In 1440, in the king’s name, an invitation is said to have been sent to the 16-year-old William Douglas, 6th Earl of Douglas, and his younger brother, twelve-year-old David, to visit the king at Edinburgh Castle in November 1440. According to legend, they came and were entertained at the royal table, where James, still a little boy, was charmed by them. However, they were treacherously hurried to their doom, which took place by beheading in the castle yard of Edinburgh on 24 November, with the 10-year-old king pleading for their lives. Three days later Malcolm Fleming of Cumbernauld, their chief adherent, shared the same fate. The king, being a small child, had nothing to do with this. This infamous incident took the name of “the Black Dinner”.
Negotiations for a marriage to Mary of Guelders began in July 1447, when a Burgundian envoy came to Scotland, and were concluded by an embassy under Crichton the chancellor in September 1448. Her great-uncle, Philip the Good, Duke of Burgundy, settled sixty thousand crowns on his kinswoman, and her dower of ten thousand was secured on lands in Strathearn, Athole, Methven, and Linlithgow.
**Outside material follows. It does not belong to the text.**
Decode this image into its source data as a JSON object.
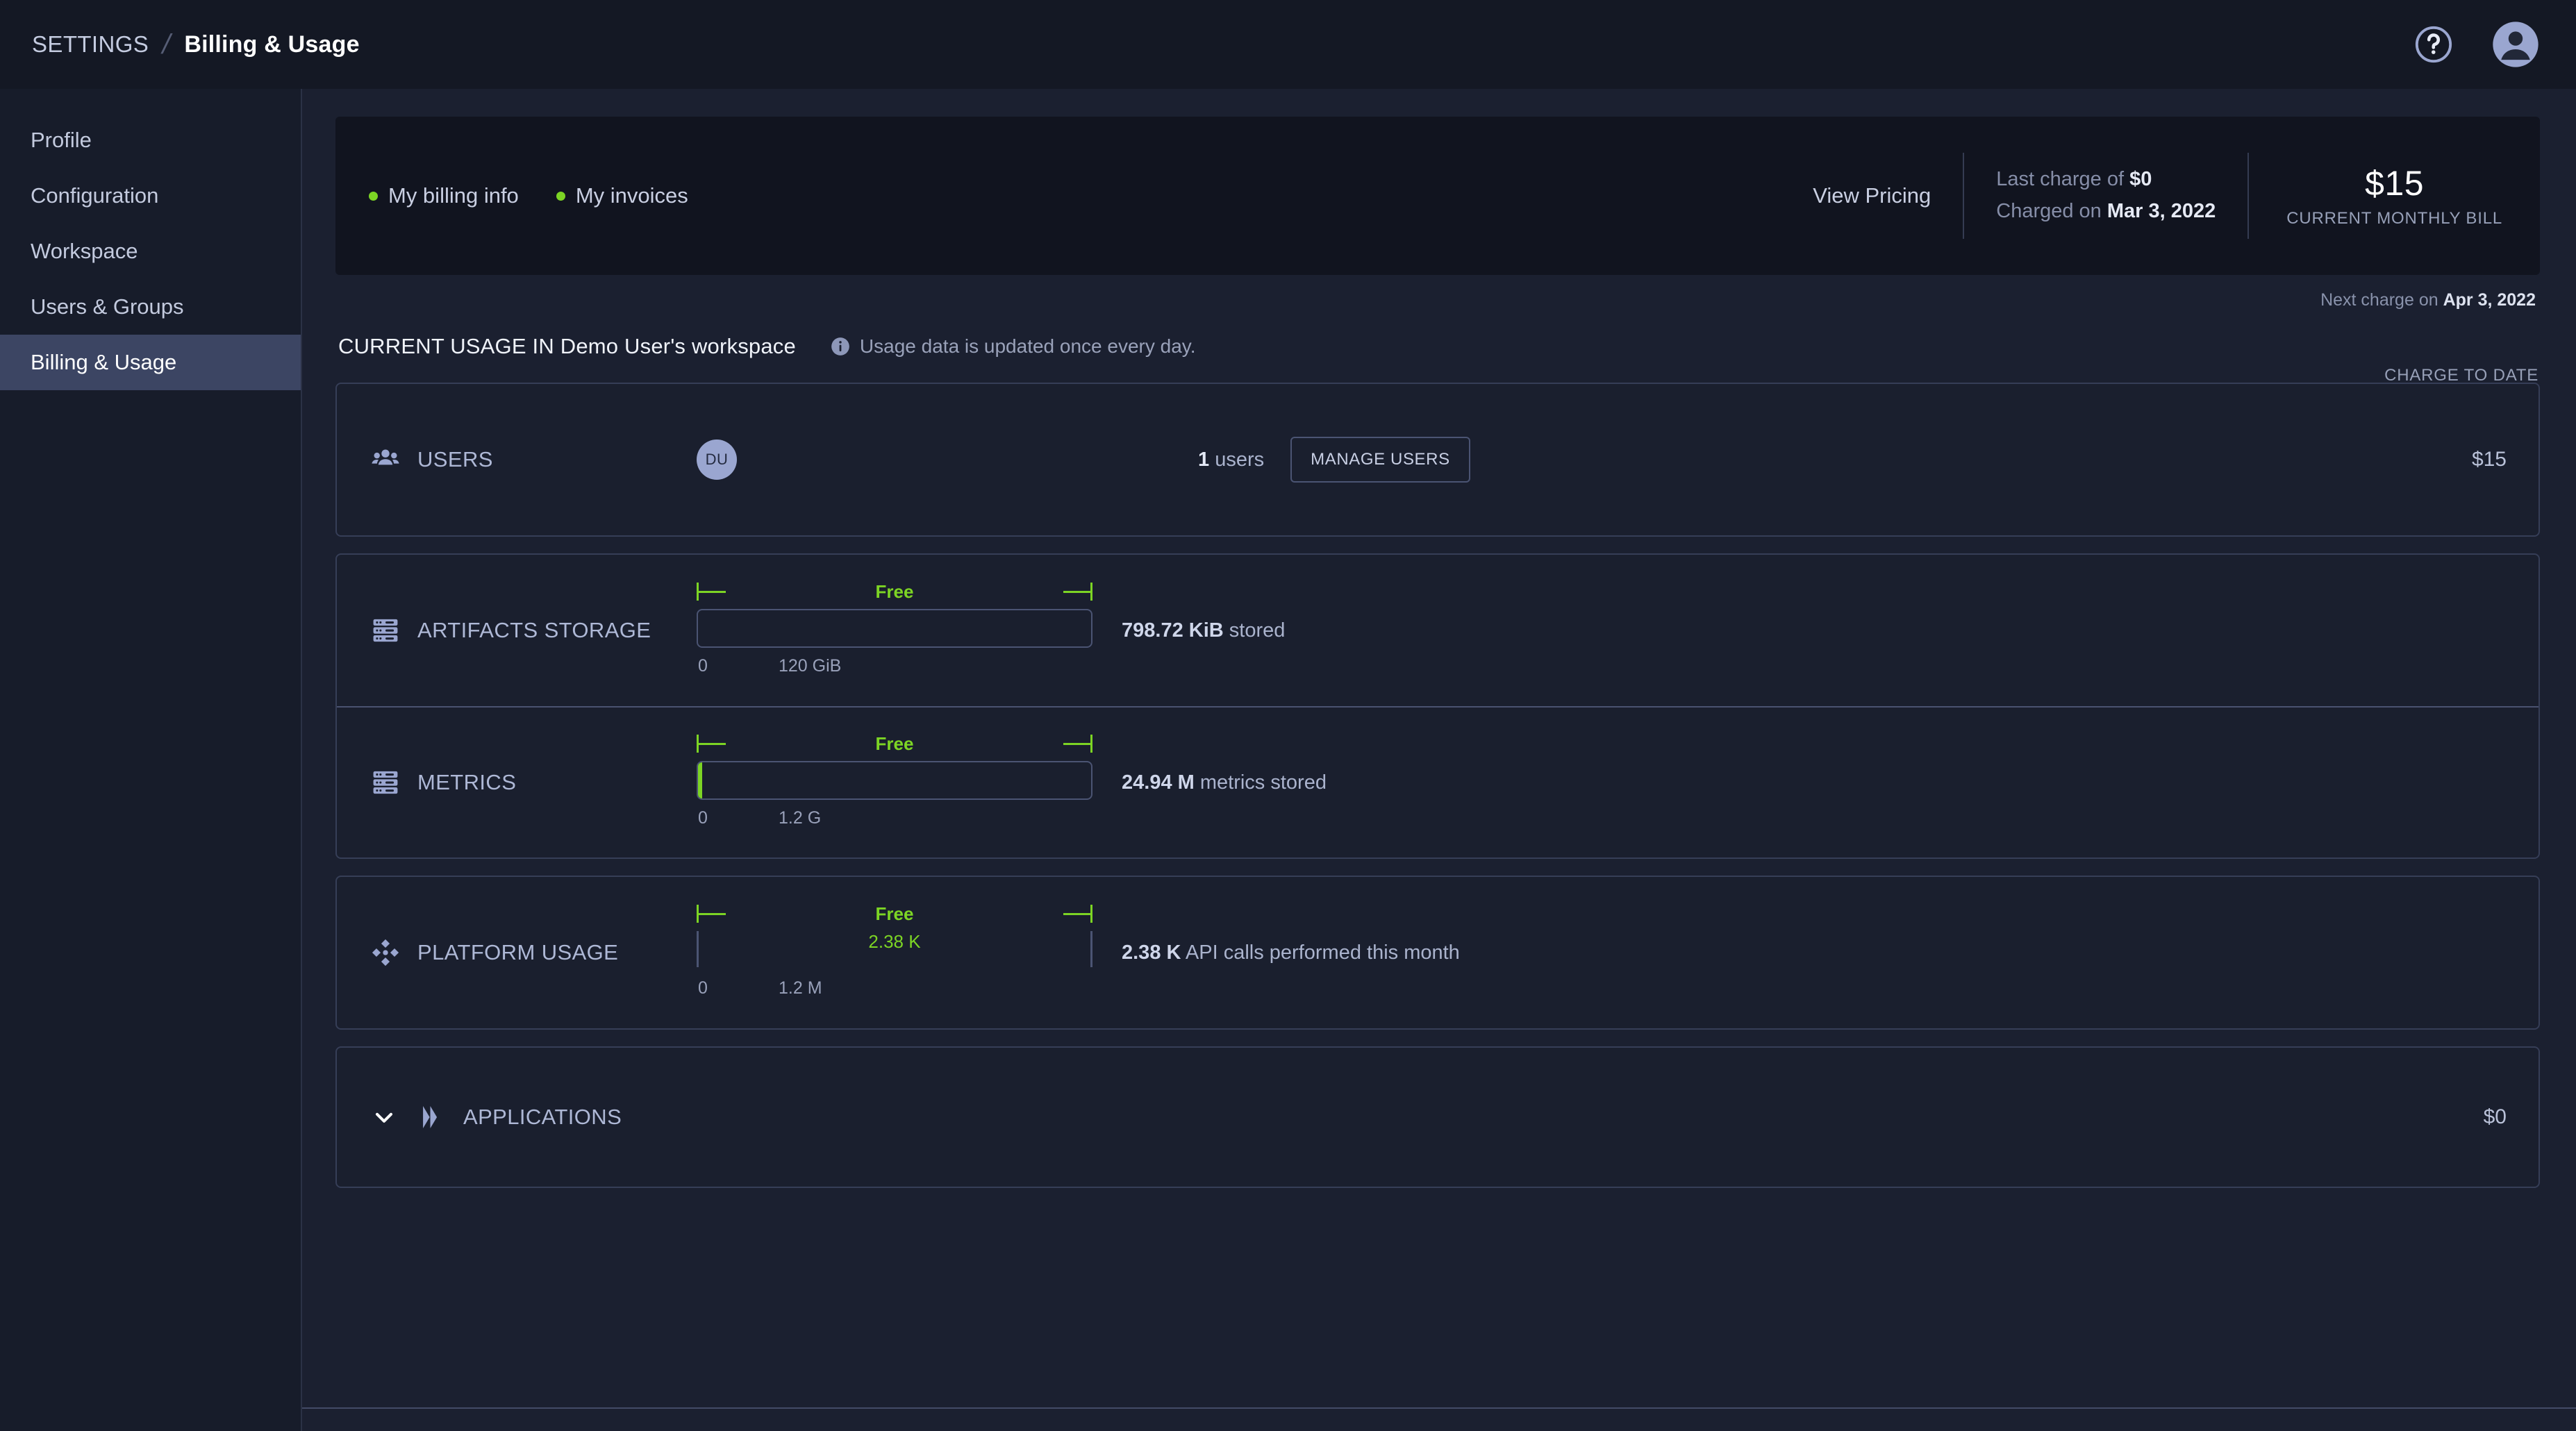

A tournament took place before James at Stirling, on 25 February 1449, between James, master of Douglas, another James, brother to the Laird of Lochleven, and two knights of Burgundy, one of whom, Jacques de Lalain, was the most celebrated knight-errant of the time. The marriage was celebrated at Holyrood on 3 July 1449. A French chronicler, Mathieu d’Escouchy, gives a graphic account of the ceremony and the feasts which followed. Many Flemings in Mary’s suite remained in Scotland, and the relations between Scotland and Flanders, already friendly under James I, consequently became closer.
In Scotland, the king’s marriage led to his emancipation from tutelage, and to the downfall of the Livingstons. In the autumn Sir Alexander and other members of the family were arrested. At a parliament in Edinburgh on 19 January 1450, Alexander Livingston, a son of Sir Alexander, and Robert Livingston of Linlithgow were tried and executed on the Castle Hill. Sir Alexander and his kinsmen were confined in different and distant castles. A single member of the family escaped the general proscription—James, the eldest son of Sir Alexander, who, after arrest and escape to the highlands, was restored in 1454 to the office of chamberlain to which he had been appointed in the summer of 1449.
Together James and Mary had seven children:
- Unnamed Son (b. and d. 1450) (stillborn)
- James III of Scotland (1451-1488) (heir to the scottish throne and ancestor of Mary, Queen of Scots)
- Princess Mary Stewart, later the Countess of Arran and Lady Hamilton (b.1453-d.1488) married 1st to Thomas Boyd, 1st Earl of of Arran and 2ndly to James Hamilton, 1st Lord Hamilton (15th great-grandmother). I descend by her 2nd husband, James Hamilton, 1st lord Hamilton
- Alexander Stewart, Duke of Albany (b. 1454 and d. 1485)
- David Stewart, Earl of Moray (b.1455-d.1457)
- John Stewart, Earl of Mar (b.1456-d.1479)
- Princess Margaret Stewart (b.1457-d.unknown)